Ten years after my visit to Beijing it was time to explore Shanghai and its surroundings. Travelling on your own in China is a great challenge and requires loads of pre-planning and bureaucratic arrangements. But it is also great fun to in a way already be on the road before you are actually there. Through a translation program I created small notes in Chinese with my wishes to buy bus tickets and other practical queries, since you cannot expect to receive service in English in China. With these arrangements I was able to make independent trips to the channel city Suzhou and the beautiful town Hangzhou. In these cities and in Shanghai I noticed that there were long distances between the sights and even a hardcore pedestrian like me had to take a taxi every now and then. Meaning that there was a need to explain to the driver where I wanted to go!
The major sights of Shanghai, such as the Bund promenade along the Huangpu river, the Yuyuan Gardens and the neon lights of modern architectural wonders, were quickly covered, so my excursions to the nearby cities were warmly welcome. The highlight of the trip was nevertheless my excursion to the Yellow Mountain, or the Huangshan mountain. The national park is situated so far away from Shanghai that it is difficult to arrange it as a one day trip but it is possible with careful planning and staying overnight in Hangzhou or Tangkou. As a trip on your own it requires several bus transfers and at least a cable car trip before you are up among the magnificent mountains. It is easy to understand why these romantic sights are among the Chinese national landscapes aside the views of the Great Wall of China. Already the bus ride from Hangzhou offers glimpses of spectacular mountain scenery and life on the Chinese countryside.
Chinese food is well-known for most of us and I would have liked tasting something you cannot get in your home countries in Typical Chinese restaurants. The language barrier prevents you from knowing what you eat and you do not really even wish to try something utterly exotic.

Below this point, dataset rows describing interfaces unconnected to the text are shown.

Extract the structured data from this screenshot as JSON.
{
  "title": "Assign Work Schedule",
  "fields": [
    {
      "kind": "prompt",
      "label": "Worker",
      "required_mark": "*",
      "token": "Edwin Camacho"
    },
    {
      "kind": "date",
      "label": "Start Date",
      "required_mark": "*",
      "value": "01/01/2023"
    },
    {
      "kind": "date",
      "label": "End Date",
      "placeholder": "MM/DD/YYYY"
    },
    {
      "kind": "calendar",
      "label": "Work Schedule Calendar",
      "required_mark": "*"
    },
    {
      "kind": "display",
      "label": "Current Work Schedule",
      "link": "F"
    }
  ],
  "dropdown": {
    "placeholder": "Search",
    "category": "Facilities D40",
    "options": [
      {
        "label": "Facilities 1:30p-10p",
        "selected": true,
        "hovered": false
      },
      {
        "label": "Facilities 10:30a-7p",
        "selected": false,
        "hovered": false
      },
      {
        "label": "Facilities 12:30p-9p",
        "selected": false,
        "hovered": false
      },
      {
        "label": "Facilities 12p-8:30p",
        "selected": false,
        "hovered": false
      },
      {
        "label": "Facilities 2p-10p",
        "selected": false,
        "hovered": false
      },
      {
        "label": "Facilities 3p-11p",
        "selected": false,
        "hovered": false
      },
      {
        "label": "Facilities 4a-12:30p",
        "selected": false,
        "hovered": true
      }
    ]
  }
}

It is easier to buy something from a restaurant with an English-speaking menu and that means you will not probably have anything truly exotic, although it is quite typical Chinese food. This time I had chicken in black bean sauce, dumplings, deep-fried shrimps and (probably!) beef kidneys in a ginger broth.
Already ten years ago I truly felt like a foreigner in China. On the crowded street you are stared upon by locals, and everyone seems to be like a burden towards each other. Despite the language barrier you might receive polite advice and care if the local feels you are as a tourist making strange choices regarding for example routes. They treat you politely, although not extremely friendly. Everyone seems to ignore each other, which feels a bit strange after having been the center of all interest with a myriad of questions. You are expected to tell lots of detailed information about yourself when applying for a visa, when entering the country, when doing pre-orders over Internet and when checking in to your hotel. When your answers to all these questions have been noted and stored in the Chinese databases, you know what extensive information the Chinese agencies can pick up on foreigners that have visited China at some point in their life. This concerns of course the authorities of all countries and not only China.